Chantelle Richmond, professor in the Department of Geography, has been featured in Maclean's Magazine for her research in the field of health geography, in particular the connection with Indigenous peoples.
From the article: "While you can find health geography in most universities, subdivisions, such as Indigenous health geography, aren’t common. Richmond is part of a small group of researchers specializing in that area. Her work explores how environmental and political events have dislocated Indigenous people from their traditional territories—for instance, through water contamination or construction of a pipeline."
The article recounts the personal connection Richmond has to the field of research.
From the article: “As an Indigenous person, I was intimately familiar with environmental contamination because of my own community’s experience,” she says. “But this was something Canadians were only just beginning to talk about and realize the terrible injustice.”
Richmond also reflects on how the study of Geography has changed to incorporate different viewpoints.
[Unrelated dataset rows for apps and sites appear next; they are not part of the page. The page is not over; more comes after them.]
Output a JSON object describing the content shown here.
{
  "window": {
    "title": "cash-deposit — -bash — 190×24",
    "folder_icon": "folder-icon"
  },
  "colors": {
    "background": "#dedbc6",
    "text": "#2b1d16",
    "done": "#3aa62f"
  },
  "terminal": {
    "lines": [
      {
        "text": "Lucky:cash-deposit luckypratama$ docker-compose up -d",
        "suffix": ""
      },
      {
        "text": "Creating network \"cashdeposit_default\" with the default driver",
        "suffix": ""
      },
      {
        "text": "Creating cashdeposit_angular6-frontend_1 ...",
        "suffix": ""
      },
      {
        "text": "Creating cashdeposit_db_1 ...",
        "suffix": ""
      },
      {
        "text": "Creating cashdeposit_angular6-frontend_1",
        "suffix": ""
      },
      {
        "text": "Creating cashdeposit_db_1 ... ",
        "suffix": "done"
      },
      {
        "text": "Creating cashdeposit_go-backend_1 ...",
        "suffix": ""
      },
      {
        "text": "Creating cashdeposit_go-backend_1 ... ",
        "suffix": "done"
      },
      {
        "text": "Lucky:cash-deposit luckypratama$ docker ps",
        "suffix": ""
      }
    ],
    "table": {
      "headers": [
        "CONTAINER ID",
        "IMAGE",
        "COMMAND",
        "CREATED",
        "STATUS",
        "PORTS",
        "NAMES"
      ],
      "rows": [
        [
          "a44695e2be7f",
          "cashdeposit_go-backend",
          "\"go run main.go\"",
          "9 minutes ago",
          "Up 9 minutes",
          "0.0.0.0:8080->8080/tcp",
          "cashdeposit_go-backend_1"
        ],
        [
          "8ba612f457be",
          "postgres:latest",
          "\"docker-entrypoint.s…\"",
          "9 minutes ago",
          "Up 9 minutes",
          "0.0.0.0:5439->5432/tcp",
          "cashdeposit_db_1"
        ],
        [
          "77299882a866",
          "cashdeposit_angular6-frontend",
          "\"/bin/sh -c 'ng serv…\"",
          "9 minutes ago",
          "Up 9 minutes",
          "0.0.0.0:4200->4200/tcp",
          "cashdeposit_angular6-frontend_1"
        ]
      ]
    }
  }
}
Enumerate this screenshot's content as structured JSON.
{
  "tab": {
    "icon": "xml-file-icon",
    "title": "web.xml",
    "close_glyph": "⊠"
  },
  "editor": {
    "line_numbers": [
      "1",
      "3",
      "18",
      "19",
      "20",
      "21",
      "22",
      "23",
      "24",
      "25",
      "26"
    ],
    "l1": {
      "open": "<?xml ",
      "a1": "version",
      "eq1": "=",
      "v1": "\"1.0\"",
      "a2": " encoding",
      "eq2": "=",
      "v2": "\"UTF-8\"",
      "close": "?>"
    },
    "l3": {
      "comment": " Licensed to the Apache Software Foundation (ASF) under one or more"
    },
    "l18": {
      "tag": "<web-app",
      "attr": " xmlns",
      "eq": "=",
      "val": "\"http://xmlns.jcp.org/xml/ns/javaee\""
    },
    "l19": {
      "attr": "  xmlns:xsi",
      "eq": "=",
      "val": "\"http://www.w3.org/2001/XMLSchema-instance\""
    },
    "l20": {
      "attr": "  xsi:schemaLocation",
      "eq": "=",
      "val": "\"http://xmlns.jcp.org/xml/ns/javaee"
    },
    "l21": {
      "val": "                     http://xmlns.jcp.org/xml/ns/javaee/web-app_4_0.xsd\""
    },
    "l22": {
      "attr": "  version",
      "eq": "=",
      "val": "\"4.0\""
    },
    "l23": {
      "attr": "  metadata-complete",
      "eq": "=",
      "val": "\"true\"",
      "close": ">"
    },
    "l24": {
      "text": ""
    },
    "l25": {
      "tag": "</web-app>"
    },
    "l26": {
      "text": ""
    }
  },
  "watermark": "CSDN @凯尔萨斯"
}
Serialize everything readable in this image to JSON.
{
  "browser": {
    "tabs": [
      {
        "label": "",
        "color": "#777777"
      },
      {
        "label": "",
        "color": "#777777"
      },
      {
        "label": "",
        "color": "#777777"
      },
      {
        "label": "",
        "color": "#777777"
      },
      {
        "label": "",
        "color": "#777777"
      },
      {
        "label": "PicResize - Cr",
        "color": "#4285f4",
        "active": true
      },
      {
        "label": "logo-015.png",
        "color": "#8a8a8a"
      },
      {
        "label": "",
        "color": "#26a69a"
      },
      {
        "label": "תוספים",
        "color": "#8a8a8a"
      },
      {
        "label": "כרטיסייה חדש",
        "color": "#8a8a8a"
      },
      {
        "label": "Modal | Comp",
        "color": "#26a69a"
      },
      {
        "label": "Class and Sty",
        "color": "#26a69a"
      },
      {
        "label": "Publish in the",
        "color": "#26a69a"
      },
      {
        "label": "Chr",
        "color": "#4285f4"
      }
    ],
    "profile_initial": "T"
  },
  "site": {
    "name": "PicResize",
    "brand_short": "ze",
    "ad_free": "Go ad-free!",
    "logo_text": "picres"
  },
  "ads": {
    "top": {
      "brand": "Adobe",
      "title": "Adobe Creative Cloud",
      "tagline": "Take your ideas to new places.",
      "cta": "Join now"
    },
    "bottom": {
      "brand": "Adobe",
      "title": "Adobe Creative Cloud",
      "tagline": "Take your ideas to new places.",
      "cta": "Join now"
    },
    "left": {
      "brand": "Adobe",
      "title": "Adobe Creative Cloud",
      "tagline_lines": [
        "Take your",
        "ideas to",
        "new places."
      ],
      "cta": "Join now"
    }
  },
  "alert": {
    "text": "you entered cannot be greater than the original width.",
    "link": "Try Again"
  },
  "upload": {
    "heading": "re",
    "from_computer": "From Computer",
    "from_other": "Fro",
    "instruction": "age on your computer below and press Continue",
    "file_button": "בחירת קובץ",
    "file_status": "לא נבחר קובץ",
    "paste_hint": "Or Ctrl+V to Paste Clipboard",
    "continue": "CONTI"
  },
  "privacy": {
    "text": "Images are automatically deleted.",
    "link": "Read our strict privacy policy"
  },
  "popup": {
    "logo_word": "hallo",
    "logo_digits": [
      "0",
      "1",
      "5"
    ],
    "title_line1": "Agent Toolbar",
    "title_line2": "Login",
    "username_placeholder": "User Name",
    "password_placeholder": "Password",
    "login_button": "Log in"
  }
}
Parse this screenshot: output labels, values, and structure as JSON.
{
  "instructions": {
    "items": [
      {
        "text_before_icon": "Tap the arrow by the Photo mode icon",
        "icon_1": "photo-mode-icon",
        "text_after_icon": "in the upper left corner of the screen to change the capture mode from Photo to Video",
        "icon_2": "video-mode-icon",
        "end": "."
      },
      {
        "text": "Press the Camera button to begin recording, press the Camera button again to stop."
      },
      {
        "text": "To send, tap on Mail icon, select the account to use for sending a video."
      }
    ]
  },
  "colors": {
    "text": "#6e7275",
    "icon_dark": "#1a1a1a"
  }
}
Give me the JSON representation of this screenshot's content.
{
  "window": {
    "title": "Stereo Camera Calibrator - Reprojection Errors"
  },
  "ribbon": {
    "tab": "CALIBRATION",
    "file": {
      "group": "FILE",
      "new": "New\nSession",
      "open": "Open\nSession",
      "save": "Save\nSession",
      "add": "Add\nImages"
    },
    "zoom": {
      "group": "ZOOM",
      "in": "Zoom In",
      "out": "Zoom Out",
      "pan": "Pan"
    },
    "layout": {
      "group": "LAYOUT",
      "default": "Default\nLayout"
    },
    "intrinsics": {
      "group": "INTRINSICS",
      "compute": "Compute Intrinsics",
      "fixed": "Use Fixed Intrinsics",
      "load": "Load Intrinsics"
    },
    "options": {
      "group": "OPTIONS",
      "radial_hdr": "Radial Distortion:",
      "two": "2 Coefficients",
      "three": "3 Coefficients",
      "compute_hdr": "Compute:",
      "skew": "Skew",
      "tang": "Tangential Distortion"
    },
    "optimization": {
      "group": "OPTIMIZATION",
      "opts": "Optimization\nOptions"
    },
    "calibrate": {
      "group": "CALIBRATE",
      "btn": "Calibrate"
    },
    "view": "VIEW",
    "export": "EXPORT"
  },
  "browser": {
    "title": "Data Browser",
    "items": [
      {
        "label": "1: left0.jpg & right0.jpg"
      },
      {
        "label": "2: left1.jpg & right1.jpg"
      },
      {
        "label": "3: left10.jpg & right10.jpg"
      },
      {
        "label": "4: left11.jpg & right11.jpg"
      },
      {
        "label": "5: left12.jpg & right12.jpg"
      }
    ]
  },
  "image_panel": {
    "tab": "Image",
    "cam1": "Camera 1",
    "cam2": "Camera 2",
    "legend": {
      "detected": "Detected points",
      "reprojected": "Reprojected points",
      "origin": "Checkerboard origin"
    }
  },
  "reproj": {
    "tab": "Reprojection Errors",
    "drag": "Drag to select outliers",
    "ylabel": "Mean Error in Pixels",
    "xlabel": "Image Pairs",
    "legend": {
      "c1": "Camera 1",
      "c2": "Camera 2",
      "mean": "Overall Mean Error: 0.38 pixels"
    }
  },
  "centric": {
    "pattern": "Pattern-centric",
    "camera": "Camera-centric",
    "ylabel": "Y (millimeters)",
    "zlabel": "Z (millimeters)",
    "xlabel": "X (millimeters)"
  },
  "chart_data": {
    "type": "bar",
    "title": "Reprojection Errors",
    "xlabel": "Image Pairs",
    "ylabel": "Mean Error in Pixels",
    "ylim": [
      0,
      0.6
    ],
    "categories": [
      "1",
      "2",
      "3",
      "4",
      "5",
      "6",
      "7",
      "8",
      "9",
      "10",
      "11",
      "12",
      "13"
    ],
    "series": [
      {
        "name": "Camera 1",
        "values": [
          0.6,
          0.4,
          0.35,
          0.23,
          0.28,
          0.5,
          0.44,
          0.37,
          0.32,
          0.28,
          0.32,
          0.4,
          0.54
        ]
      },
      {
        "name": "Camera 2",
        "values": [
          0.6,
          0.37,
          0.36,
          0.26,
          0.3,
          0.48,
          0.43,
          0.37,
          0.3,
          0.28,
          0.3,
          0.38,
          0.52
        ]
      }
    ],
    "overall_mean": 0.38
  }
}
From the article: "Richmond takes pride in the work she’s doing and sees potential for great impact. “It’s fascinating because geography was previously a very colonial discipline, naming places and drawing maps,” she says. “Now Indigenous geography is really about reclaiming and making our own maps.”